What you need to do -
Everything in the listing below needs to be retyped exactly.

+--

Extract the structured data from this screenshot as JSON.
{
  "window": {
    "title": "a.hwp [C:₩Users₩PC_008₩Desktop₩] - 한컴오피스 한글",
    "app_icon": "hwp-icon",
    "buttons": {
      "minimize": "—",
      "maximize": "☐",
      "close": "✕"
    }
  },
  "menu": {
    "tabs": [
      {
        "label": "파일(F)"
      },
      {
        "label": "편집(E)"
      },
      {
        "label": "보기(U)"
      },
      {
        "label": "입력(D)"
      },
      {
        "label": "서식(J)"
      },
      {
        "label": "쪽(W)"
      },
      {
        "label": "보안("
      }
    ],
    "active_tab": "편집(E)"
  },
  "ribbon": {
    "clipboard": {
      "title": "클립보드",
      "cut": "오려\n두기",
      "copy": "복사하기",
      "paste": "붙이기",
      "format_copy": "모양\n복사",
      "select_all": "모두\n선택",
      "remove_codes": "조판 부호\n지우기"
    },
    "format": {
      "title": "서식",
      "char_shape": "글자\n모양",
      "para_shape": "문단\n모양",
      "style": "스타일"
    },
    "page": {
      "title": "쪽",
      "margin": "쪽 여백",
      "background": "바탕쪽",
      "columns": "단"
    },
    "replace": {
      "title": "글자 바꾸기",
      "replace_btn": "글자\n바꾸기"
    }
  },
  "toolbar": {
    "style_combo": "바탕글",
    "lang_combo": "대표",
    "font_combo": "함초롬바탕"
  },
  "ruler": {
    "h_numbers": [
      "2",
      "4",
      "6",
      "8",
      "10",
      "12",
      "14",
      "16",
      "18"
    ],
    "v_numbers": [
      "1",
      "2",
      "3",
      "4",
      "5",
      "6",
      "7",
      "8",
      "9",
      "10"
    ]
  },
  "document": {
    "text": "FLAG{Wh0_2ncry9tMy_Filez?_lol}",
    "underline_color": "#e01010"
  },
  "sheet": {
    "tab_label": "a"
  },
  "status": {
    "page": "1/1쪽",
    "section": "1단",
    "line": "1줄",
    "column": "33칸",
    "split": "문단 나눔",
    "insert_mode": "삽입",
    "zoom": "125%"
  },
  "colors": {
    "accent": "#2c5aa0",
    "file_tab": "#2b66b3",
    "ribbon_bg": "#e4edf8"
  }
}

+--

Written answer -
Extract the structured data from this screenshot as JSON.
{
  "window": {
    "title": "a.hwp [C:₩Users₩PC_008₩Desktop₩] - 한컴오피스 한글",
    "app_icon": "hwp-icon",
    "buttons": {
      "minimize": "—",
      "maximize": "☐",
      "close": "✕"
    }
  },
  "menu": {
    "tabs": [
      {
        "label": "파일(F)"
      },
      {
        "label": "편집(E)"
      },
      {
        "label": "보기(U)"
      },
      {
        "label": "입력(D)"
      },
      {
        "label": "서식(J)"
      },
      {
        "label": "쪽(W)"
      },
      {
        "label": "보안("
      }
    ],
    "active_tab": "편집(E)"
  },
  "ribbon": {
    "clipboard": {
      "title": "클립보드",
      "cut": "오려\n두기",
      "copy": "복사하기",
      "paste": "붙이기",
      "format_copy": "모양\n복사",
      "select_all": "모두\n선택",
      "remove_codes": "조판 부호\n지우기"
    },
    "format": {
      "title": "서식",
      "char_shape": "글자\n모양",
      "para_shape": "문단\n모양",
      "style": "스타일"
    },
    "page": {
      "title": "쪽",
      "margin": "쪽 여백",
      "background": "바탕쪽",
      "columns": "단"
    },
    "replace": {
      "title": "글자 바꾸기",
      "replace_btn": "글자\n바꾸기"
    }
  },
  "toolbar": {
    "style_combo": "바탕글",
    "lang_combo": "대표",
    "font_combo": "함초롬바탕"
  },
  "ruler": {
    "h_numbers": [
      "2",
      "4",
      "6",
      "8",
      "10",
      "12",
      "14",
      "16",
      "18"
    ],
    "v_numbers": [
      "1",
      "2",
      "3",
      "4",
      "5",
      "6",
      "7",
      "8",
      "9",
      "10"
    ]
  },
  "document": {
    "text": "FLAG{Wh0_2ncry9tMy_Filez?_lol}",
    "underline_color": "#e01010"
  },
  "sheet": {
    "tab_label": "a"
  },
  "status": {
    "page": "1/1쪽",
    "section": "1단",
    "line": "1줄",
    "column": "33칸",
    "split": "문단 나눔",
    "insert_mode": "삽입",
    "zoom": "125%"
  },
  "colors": {
    "accent": "#2c5aa0",
    "file_tab": "#2b66b3",
    "ribbon_bg": "#e4edf8"
  }
}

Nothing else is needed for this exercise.